Seb Coe – “Running my Life”
(11 May 2013, The Works)
A post-dentist Works buy; I must have bought something else at the same time, I can never buy just one. Anyway, this is a good, full, satisfying read that covers his early life, sporting career, political career and the run-up to and progress of the London 2012 Olympics and Paralympics.
I was always for Coe rather than Ovett – what about you?
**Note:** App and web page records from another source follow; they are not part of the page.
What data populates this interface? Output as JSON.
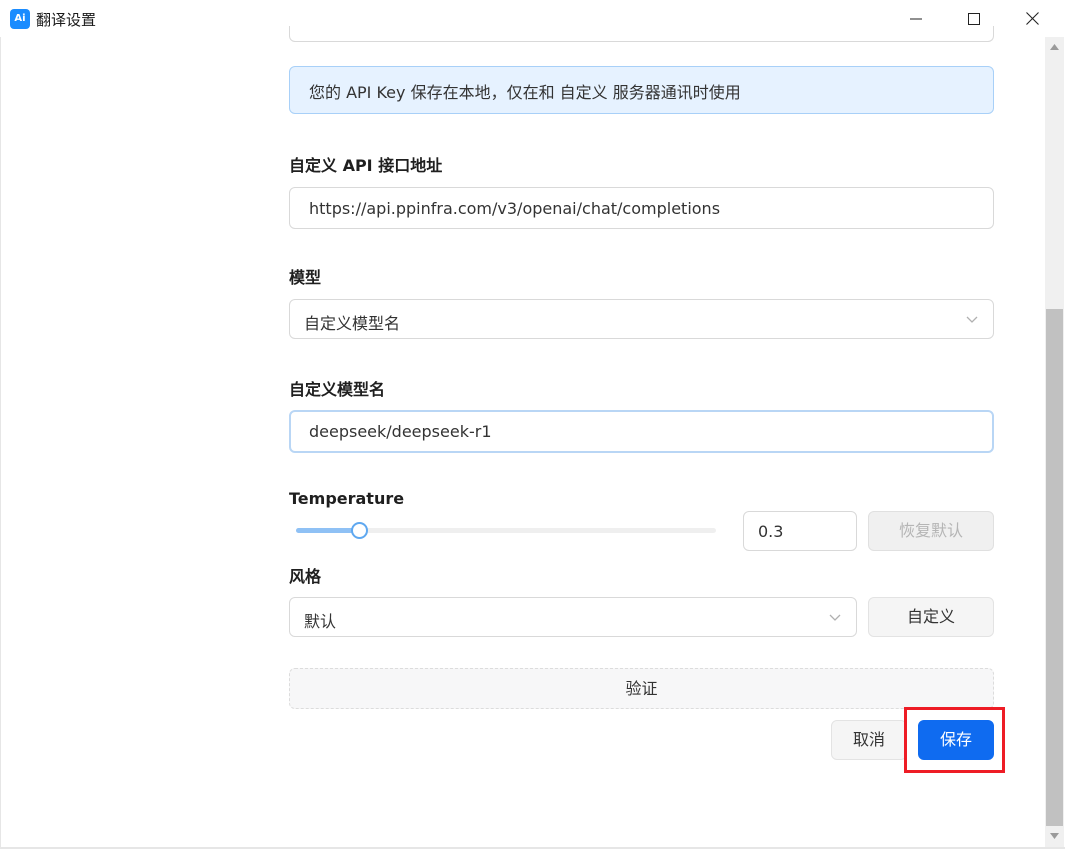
{
  "window": {
    "title": "翻译设置",
    "app_icon_text": "Ai",
    "controls": [
      "minimize",
      "maximize",
      "close"
    ]
  },
  "info": {
    "text": "您的 API Key 保存在本地，仅在和 自定义 服务器通讯时使用"
  },
  "api_endpoint": {
    "label": "自定义 API 接口地址",
    "value": "https://api.ppinfra.com/v3/openai/chat/completions"
  },
  "model": {
    "label": "模型",
    "selected": "自定义模型名"
  },
  "custom_model": {
    "label": "自定义模型名",
    "value": "deepseek/deepseek-r1"
  },
  "temperature": {
    "label": "Temperature",
    "value": "0.3",
    "slider_fraction": 0.15,
    "reset_label": "恢复默认"
  },
  "style": {
    "label": "风格",
    "selected": "默认",
    "custom_label": "自定义"
  },
  "actions": {
    "verify_label": "验证",
    "cancel_label": "取消",
    "save_label": "保存"
  },
  "colors": {
    "primary": "#0f6bf0",
    "info_bg": "#e6f2ff",
    "highlight": "#ee1c25"
  }
}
Although he was The Northern One, he also seemed to be The Polite One and The Non-Scary One (although I was fonder of Steve Cram than I was of Ovett). These great middle-distance runners define an era for those of us in our mid-30s to mid-40s, don’t they, and it was good to read all about the background to their few encounters on the track.
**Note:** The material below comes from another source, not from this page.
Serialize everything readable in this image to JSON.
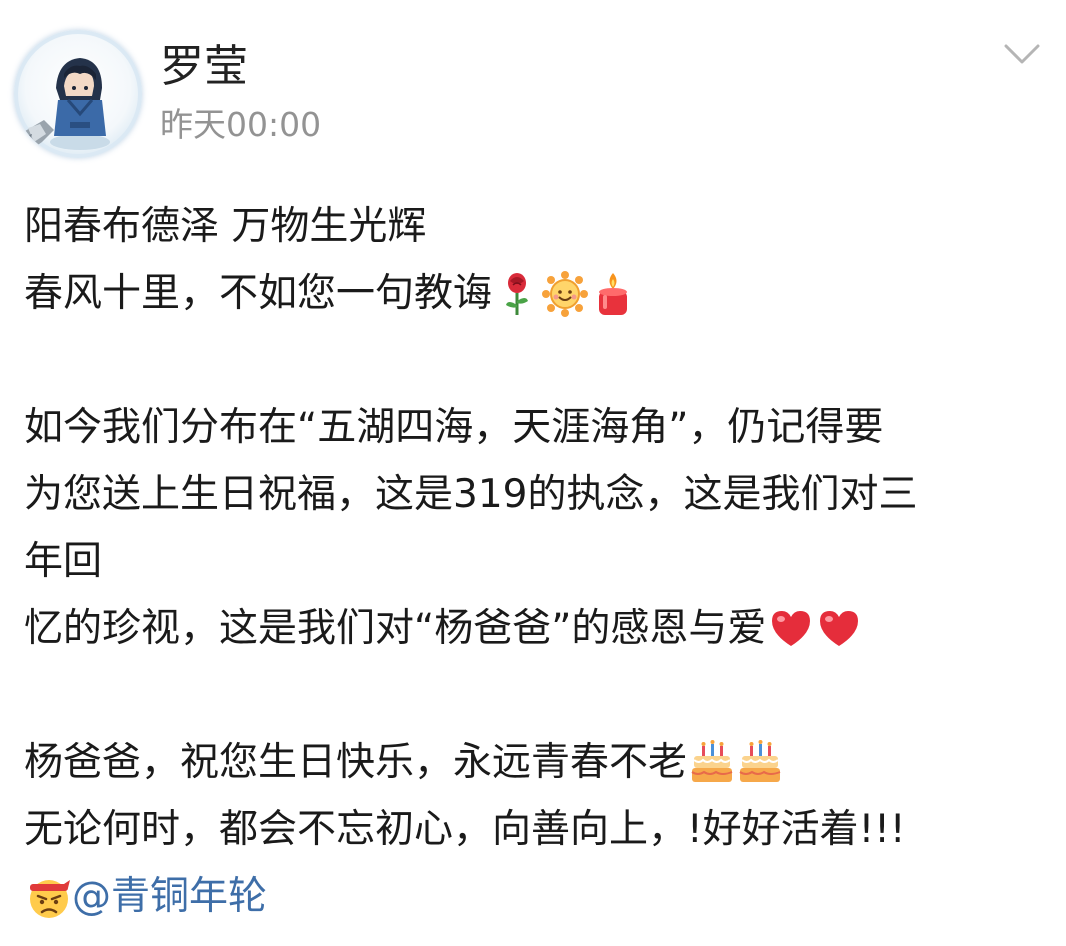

He obviously has some scores to settle, being at pains to vindicate his dad’s often combative behaviour and keen to explain the details of the professionalisation of athletics and some of the activities of promoters and journalists around the sport. He also gives great descriptions of what it’s like to attend an Olympic Games, which is something I always like reading about. He’s just as detailed and passionate about his political career, too, and I got some insights into the Conservative Party under Hague which were interesting.
Family life in terms of his own wives and children is kind of left out here, but it feels respectful rather than secretive. There are photos, but little narrative to accompany or explain them, which does seem slightly odd. Friendships shine through, which is always nice (I particularly like his relationship with the irrepressible Daley Thompson). It’s excellent on the Olympics bid, with plenty of behind the scenes snippets, and on the Games themselves, with the section on the Opening Ceremony making me cry (of course: add that to brass bands, choirboys and people dancing outdoors to be on the tear-inducing list for ever more). In my opinion, it treats the intertwined story of 7/7 very well, ending with a moving encounter with a Gamesmaker.
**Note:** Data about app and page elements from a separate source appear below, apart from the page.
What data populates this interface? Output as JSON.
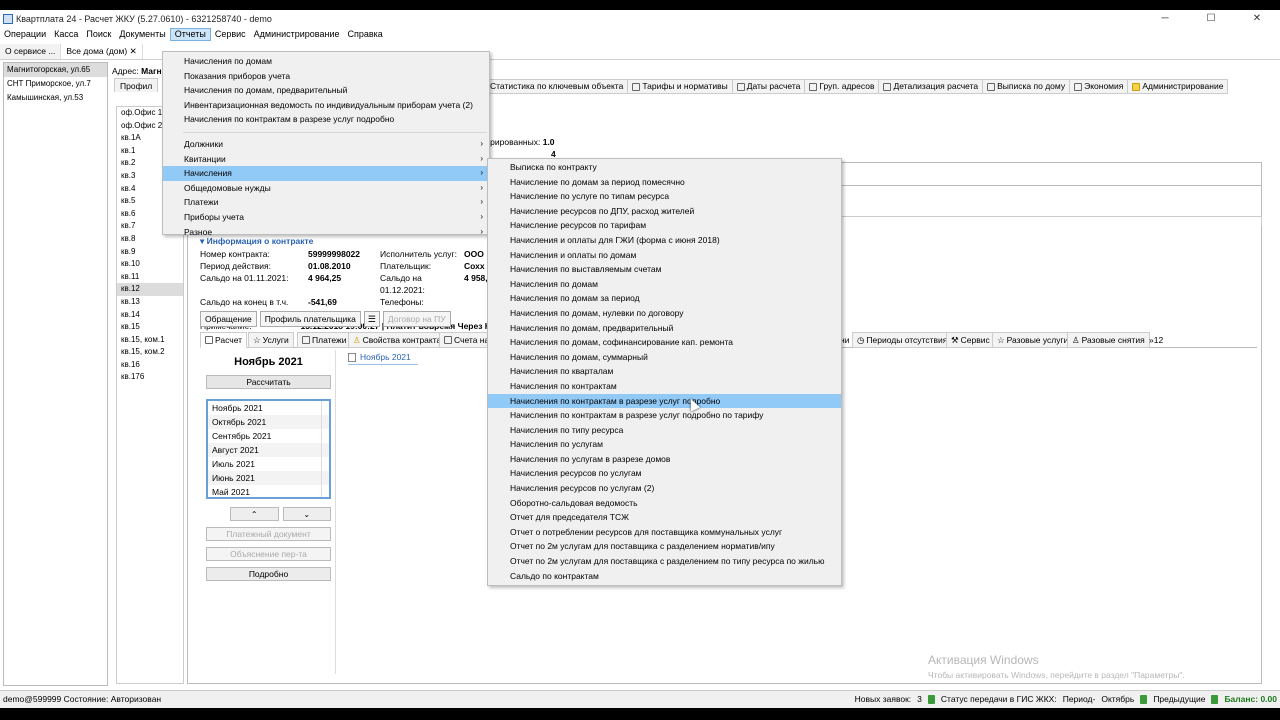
{
  "window": {
    "title": "Квартплата 24 - Расчет ЖКУ (5.27.0610) - 6321258740 - demo",
    "controls": [
      "─",
      "☐",
      "✕"
    ]
  },
  "menubar": [
    "Операции",
    "Касса",
    "Поиск",
    "Документы",
    "Отчеты",
    "Сервис",
    "Администрирование",
    "Справка"
  ],
  "doc_tabs": [
    "О сервисе ...",
    "Все дома (дом)"
  ],
  "addresses": [
    "Магнитогорская, ул.65",
    "СНТ Приморское, ул.7",
    "Камышинская, ул.53"
  ],
  "address_bar": {
    "label": "Адрес:",
    "value": "Магн"
  },
  "profile_tab": "Профил",
  "top_tabs": [
    "Статистика по ключевым объекта",
    "Тарифы и нормативы",
    "Даты расчета",
    "Груп. адресов",
    "Детализация расчета",
    "Выписка по дому",
    "Экономия",
    "Администрирование"
  ],
  "metrics": {
    "line1_label": "стрированных:",
    "line1_value": "1.0",
    "line2_value": "4"
  },
  "apartments": [
    "оф.Офис 1",
    "оф.Офис 2",
    "кв.1А",
    "кв.1",
    "кв.2",
    "кв.3",
    "кв.4",
    "кв.5",
    "кв.6",
    "кв.7",
    "кв.8",
    "кв.9",
    "кв.10",
    "кв.11",
    "кв.12",
    "кв.13",
    "кв.14",
    "кв.15",
    "кв.15, ком.1",
    "кв.15, ком.2",
    "кв.16",
    "кв.176"
  ],
  "contract": {
    "header": "Информация о контракте",
    "number_label": "Номер контракта:",
    "number_value": "59999998022",
    "executor_label": "Исполнитель услуг:",
    "executor_value": "ООО",
    "period_label": "Период действия:",
    "period_value": "01.08.2010",
    "payer_label": "Плательщик:",
    "payer_value": "Сохх",
    "saldo1_label": "Сальдо на 01.11.2021:",
    "saldo1_value": "4 964,25",
    "saldo2_label": "Сальдо на 01.12.2021:",
    "saldo2_value": "4 958,",
    "peni_label": "Сальдо на конец в т.ч. пени:",
    "peni_value": "-541,69",
    "phones_label": "Телефоны:",
    "phones_value": "",
    "note_label": "Примечание:",
    "note_value": "13.12.2018 19:00:27 | Платит вовремя Через К"
  },
  "buttons": {
    "appeals": "Обращение",
    "payer_profile": "Профиль плательщика",
    "pu_contract": "Договор на ПУ"
  },
  "sub_tabs": [
    "Расчет",
    "Услуги",
    "Платежи",
    "Свойства контракта",
    "Счета на",
    "Периоды отсутствия",
    "Сервис",
    "Разовые услуги",
    "Разовые снятия",
    "»12"
  ],
  "sub_tab_partial": "ни",
  "calc": {
    "month": "Ноябрь 2021",
    "calc_button": "Рассчитать",
    "months": [
      "Ноябрь 2021",
      "Октябрь 2021",
      "Сентябрь 2021",
      "Август 2021",
      "Июль 2021",
      "Июнь 2021",
      "Май 2021"
    ],
    "up": "⌃",
    "down": "⌄",
    "pay_doc": "Платежный документ",
    "explain": "Объяснение пер-та",
    "detail": "Подробно"
  },
  "month_tab": "Ноябрь 2021",
  "activation": {
    "title": "Активация Windows",
    "subtitle": "Чтобы активировать Windows, перейдите в раздел \"Параметры\"."
  },
  "status": {
    "left": "demo@599999 Состояние: Авторизован",
    "new_requests_label": "Новых заявок:",
    "new_requests_value": "3",
    "gis_label": "Статус передачи в ГИС ЖКХ:",
    "period_label": "Период-",
    "period_value": "Октябрь",
    "prev": "Предыдущие",
    "balance": "Баланс: 0.00"
  },
  "reports_menu": {
    "top_items": [
      "Начисления по домам",
      "Показания приборов учета",
      "Начисления по домам, предварительный",
      "Инвентаризационная ведомость по индивидуальным приборам учета (2)",
      "Начисления по контрактам в разрезе услуг подробно"
    ],
    "sub_items": [
      "Должники",
      "Квитанции",
      "Начисления",
      "Общедомовые нужды",
      "Платежи",
      "Приборы учета",
      "Разное"
    ],
    "highlighted": "Начисления"
  },
  "charges_submenu": {
    "items": [
      "Выписка по контракту",
      "Начисление по домам за период помесячно",
      "Начисление по услуге по типам ресурса",
      "Начисление ресурсов по ДПУ, расход жителей",
      "Начисление ресурсов по тарифам",
      "Начисления и оплаты для ГЖИ (форма с июня 2018)",
      "Начисления и оплаты по домам",
      "Начисления по выставляемым счетам",
      "Начисления по домам",
      "Начисления по домам за период",
      "Начисления по домам, нулевки по договору",
      "Начисления по домам, предварительный",
      "Начисления по домам, софинансирование кап. ремонта",
      "Начисления по домам, суммарный",
      "Начисления по кварталам",
      "Начисления по контрактам",
      "Начисления по контрактам в разрезе услуг подробно",
      "Начисления по контрактам в разрезе услуг подробно по тарифу",
      "Начисления по типу ресурса",
      "Начисления по услугам",
      "Начисления по услугам в разрезе домов",
      "Начисления ресурсов по услугам",
      "Начисления ресурсов по услугам (2)",
      "Оборотно-сальдовая ведомость",
      "Отчет для председателя ТСЖ",
      "Отчет о потреблении ресурсов для поставщика коммунальных услуг",
      "Отчет по 2м услугам для поставщика с разделением норматив/ипу",
      "Отчет по 2м услугам для поставщика с разделением по типу ресурса по жилью",
      "Сальдо по контрактам"
    ],
    "highlighted": "Начисления по контрактам в разрезе услуг подробно"
  }
}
With good photographs and written reasonably well (it could have done with the odd edit here and there), this was a genuinely good read that I will keep to read again.
So, we had the BookCrossing Birmingham Christmas do at Las Iguanas in central Birmingham (and very nice the meal was, too, catering well for our gluten-free friend and for my low-fat requirements, and doing sterling work of tidying away crackers and wrapping paper). We do a secret Santa every year, which is not particularly secret, because we give each other books registered on BookCrossing, so as soon as you catch your haul online, you discover who gave them to you. I was very lucky to have this bumper crop from Julia (we’ve all known each other for around 6-8 years, which makes it all the more lovely): I’d added Elizabeth Jane Howard to my wish list after encountering her at the Elizabeth Taylor day and coming across mention of her books since, but never having read any, and now I have the first of her Cazalet Chronicle, as well as two other novels. I’ve read the first two volumes of Paul O’Grady’s excellent autobiography, so was pleased to find the third one, and then thrilled to open Paul Magrs’ “Diary of a Dr Who Addict”, sadly out of print, I believe, and one I’ve wanted to read for AGES. What treats!
I’m currently reading “Barbara at the Bodleian” by Yvonne Cocking, exploring the Oxford archives of Barbara Pym’s letters and notebooks, and Hunter Davies’ “Behind the Scenes at the Museum of Baked Beans”, which narrates a journey around the maddest museums in the UK. Good reads, both, and reviewed here relatively soon. See, this is why I don’t prepare my Top 10 Books of the Year until the year is over – you never know what you’re going to get at the back end of the year. After all, if I’d finished Daniel Deronda more quickly, it would have been Number One for 2012 as the last book I read that year!